This kernel has shuffle instructions that require a warp-synchronous execution assumption. In this case, the shell script does not provide the -s flag which enables the warp-synchronous execution assumption. Therefore WEFT emits a warning and enables the warp-synchronous assumption. This kernel is well-synchronized, but it does have data races and WEFT shows the lines in the CUDA file that race. More information can be obtained by running the kernel with -d flag.

Compiling and Running Weft

If you want to compile WEFT for your machine (and not use the precompiled binary) then you can recompile the source using the following (from the main directory):

cd src
../../../../../../../cde-exec make clean
../../../../../../../cde-exec make

Similarly, if you want to regenerate the SAXPY PTX files from the CUDA files then you can do the following (again from the main directory):

cd examples/saxpy
../../../../../../../../cde-exec make clean
../../../../../../../../cde-exec make

The other examples can also be compiled similarly.

Weft can also be run on individual examples using the cde-exec command. We encourage you to use the ‘-i’ flag which instruments the execution of Weft and give detailed performance results including the timing and memory usage for each stage of execution. If you also have a multi-core machine we encourage you to explore the performance effects of variable number of threads using the ‘-t’ flag.

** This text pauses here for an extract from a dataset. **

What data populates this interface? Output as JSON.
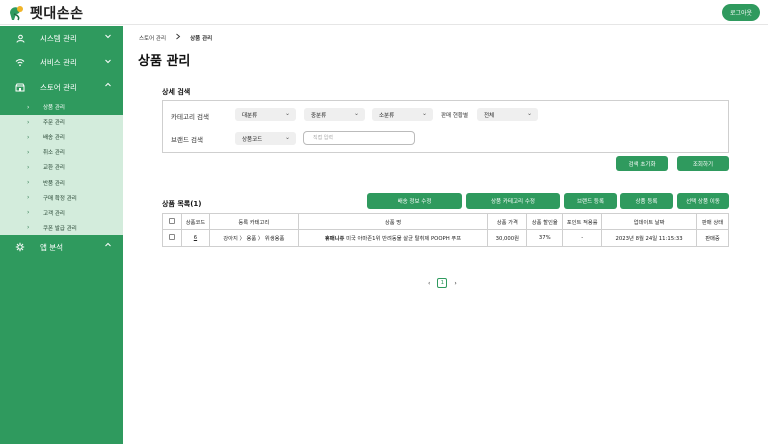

cd examples/saxpy
../../../../../../../../cde-exec ../../src/weft -i -t 4 -n 320 saxpy_single.ptx
WEFT INFO: No deadlocks detected!
WEFT INFO: Barriers properly recycled!
WEFT INFO: No races detected!
WEFT STATISTICS for saxpy_single.ptx
  CTA Thread Count:                      320
  Shared Memory Locations:               512
  Physical Named Barriers;                 6
  Dynamic Barrier Instances:            8192
  Static Instructions:                   177
  Dynamic Instructions:             11674560
  Weft Statements:                   3670016
  Total Race Tests:               1878392832
WEFT INSTRUMENTATION
                                   Parse PTX:      1.385 ms            0 MB
                             Emulate Threads:   3278.410 ms          267 MB
          Construct Barrier Dependence Graph:    838.145 ms           89 MB
  Compute Happens-Before/After Relationships:   1558.494 ms         3741 MB
                   Check for Race Conditions:   1978.978 ms            0 MB
                                       Total:   7655.412 ms         4099 MB

Authors

License

APACHE 2.0

Stanford University and NVIDIA